- Opening Delimiter -
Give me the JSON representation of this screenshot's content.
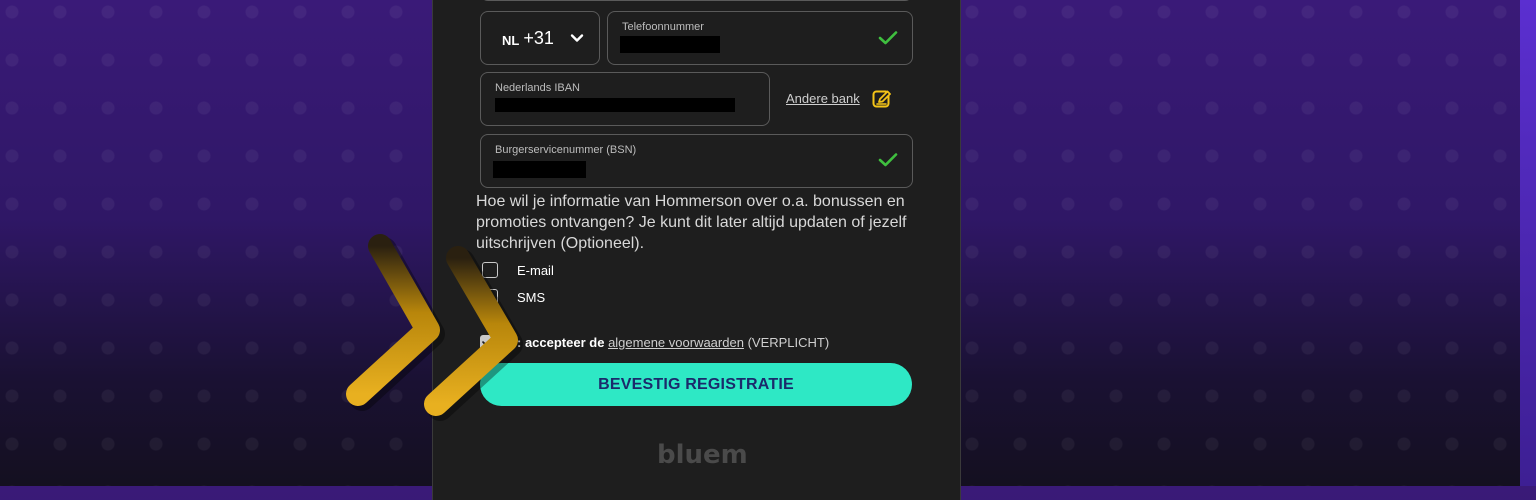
{
  "form": {
    "country_code_prefix": "NL",
    "dial_code": "+31",
    "phone_label": "Telefoonnummer",
    "iban_label": "Nederlands IBAN",
    "other_bank_link": "Andere bank",
    "bsn_label": "Burgerservicenummer (BSN)",
    "marketing_question": "Hoe wil je informatie van Hommerson over o.a. bonussen en promoties ontvangen? Je kunt dit later altijd updaten of jezelf uitschrijven (Optioneel).",
    "options": [
      {
        "label": "E-mail",
        "checked": false
      },
      {
        "label": "SMS",
        "checked": false
      }
    ],
    "terms": {
      "prefix": ": accepteer de",
      "link_text": "algemene voorwaarden",
      "suffix": "(VERPLICHT)",
      "checked": true
    },
    "submit_label": "BEVESTIG REGISTRATIE"
  },
  "footer_logo": "bluem",
  "colors": {
    "accent_button": "#2ee8c5",
    "button_text": "#1b2a6b",
    "check_green": "#3fbf3f",
    "edit_icon_yellow": "#f5c518",
    "arrow_gold": "#d9a017",
    "panel_bg": "#1e1e1e",
    "page_bg_top": "#3a1a78"
  },
  "icons": {
    "chevron": "chevron-down-icon",
    "valid": "checkmark-icon",
    "edit": "edit-icon",
    "pointer": "double-chevron-right-icon"
  }
}
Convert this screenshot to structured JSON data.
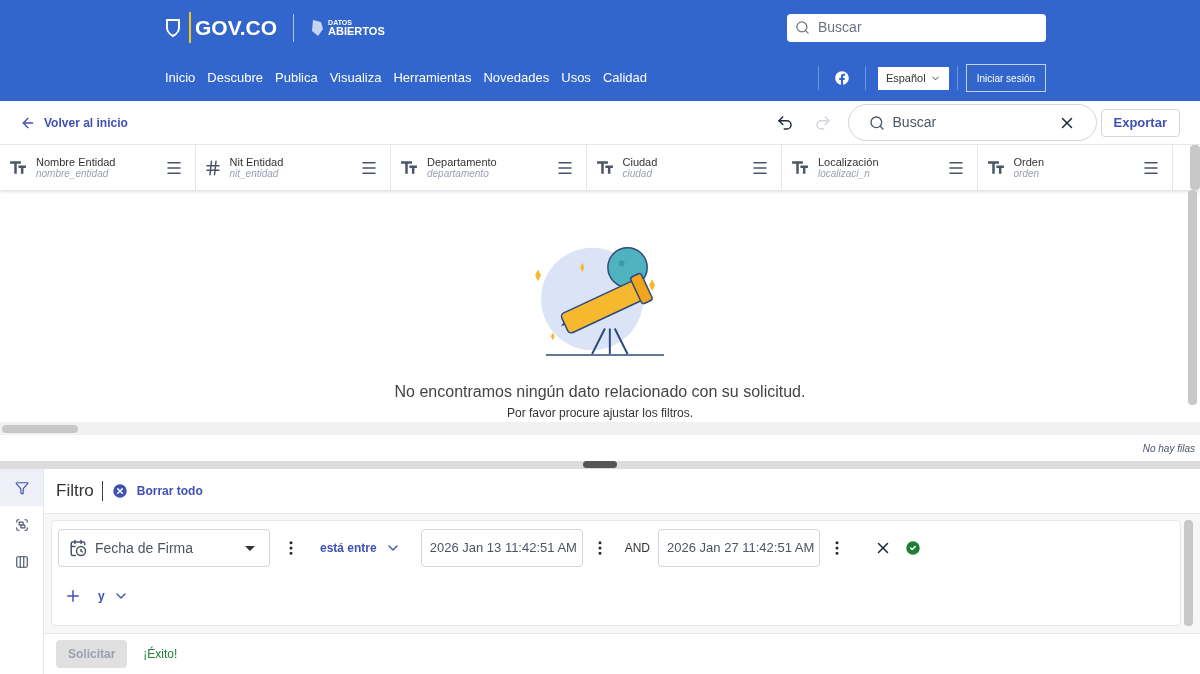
{
  "header": {
    "logo": "GOV.CO",
    "brand_top": "DATOS",
    "brand_bottom": "ABIERTOS",
    "search": {
      "placeholder": "Buscar"
    },
    "nav": [
      "Inicio",
      "Descubre",
      "Publica",
      "Visualiza",
      "Herramientas",
      "Novedades",
      "Usos",
      "Calidad"
    ],
    "language": "Español",
    "login": "Iniciar sesión"
  },
  "toolbar": {
    "back": "Volver al inicio",
    "undo": {
      "disabled": false
    },
    "redo": {
      "disabled": true
    },
    "search": {
      "placeholder": "Buscar"
    },
    "export": "Exportar"
  },
  "table": {
    "columns": [
      {
        "kind": "text",
        "name": "Nombre Entidad",
        "field": "nombre_entidad"
      },
      {
        "kind": "number",
        "name": "Nit Entidad",
        "field": "nit_entidad"
      },
      {
        "kind": "text",
        "name": "Departamento",
        "field": "departamento"
      },
      {
        "kind": "text",
        "name": "Ciudad",
        "field": "ciudad"
      },
      {
        "kind": "text",
        "name": "Localización",
        "field": "localizaci_n"
      },
      {
        "kind": "text",
        "name": "Orden",
        "field": "orden"
      }
    ],
    "empty_title": "No encontramos ningún dato relacionado con su solicitud.",
    "empty_hint": "Por favor procure ajustar los filtros.",
    "row_count": "No hay filas"
  },
  "side_tabs": [
    {
      "kind": "filter",
      "selected": true
    },
    {
      "kind": "group",
      "selected": false
    },
    {
      "kind": "columns",
      "selected": false
    }
  ],
  "filter": {
    "title": "Filtro",
    "clear": "Borrar todo",
    "field": "Fecha de Firma",
    "operator": "está entre",
    "from": "2026 Jan 13 11:42:51 AM",
    "joiner": "AND",
    "to": "2026 Jan 27 11:42:51 AM",
    "add_conjunction": "y",
    "valid": true
  },
  "submit": {
    "label": "Solicitar",
    "disabled": true
  },
  "status": "¡Éxito!"
}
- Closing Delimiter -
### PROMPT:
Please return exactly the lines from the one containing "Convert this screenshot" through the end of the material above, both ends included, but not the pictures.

### EXERCISE RESULT:
Convert this screenshot to structured JSON data.
{
  "header": {
    "logo": "GOV.CO",
    "brand_top": "DATOS",
    "brand_bottom": "ABIERTOS",
    "search": {
      "placeholder": "Buscar"
    },
    "nav": [
      "Inicio",
      "Descubre",
      "Publica",
      "Visualiza",
      "Herramientas",
      "Novedades",
      "Usos",
      "Calidad"
    ],
    "language": "Español",
    "login": "Iniciar sesión"
  },
  "toolbar": {
    "back": "Volver al inicio",
    "undo": {
      "disabled": false
    },
    "redo": {
      "disabled": true
    },
    "search": {
      "placeholder": "Buscar"
    },
    "export": "Exportar"
  },
  "table": {
    "columns": [
      {
        "kind": "text",
        "name": "Nombre Entidad",
        "field": "nombre_entidad"
      },
      {
        "kind": "number",
        "name": "Nit Entidad",
        "field": "nit_entidad"
      },
      {
        "kind": "text",
        "name": "Departamento",
        "field": "departamento"
      },
      {
        "kind": "text",
        "name": "Ciudad",
        "field": "ciudad"
      },
      {
        "kind": "text",
        "name": "Localización",
        "field": "localizaci_n"
      },
      {
        "kind": "text",
        "name": "Orden",
        "field": "orden"
      }
    ],
    "empty_title": "No encontramos ningún dato relacionado con su solicitud.",
    "empty_hint": "Por favor procure ajustar los filtros.",
    "row_count": "No hay filas"
  },
  "side_tabs": [
    {
      "kind": "filter",
      "selected": true
    },
    {
      "kind": "group",
      "selected": false
    },
    {
      "kind": "columns",
      "selected": false
    }
  ],
  "filter": {
    "title": "Filtro",
    "clear": "Borrar todo",
    "field": "Fecha de Firma",
    "operator": "está entre",
    "from": "2026 Jan 13 11:42:51 AM",
    "joiner": "AND",
    "to": "2026 Jan 27 11:42:51 AM",
    "add_conjunction": "y",
    "valid": true
  },
  "submit": {
    "label": "Solicitar",
    "disabled": true
  },
  "status": "¡Éxito!"
}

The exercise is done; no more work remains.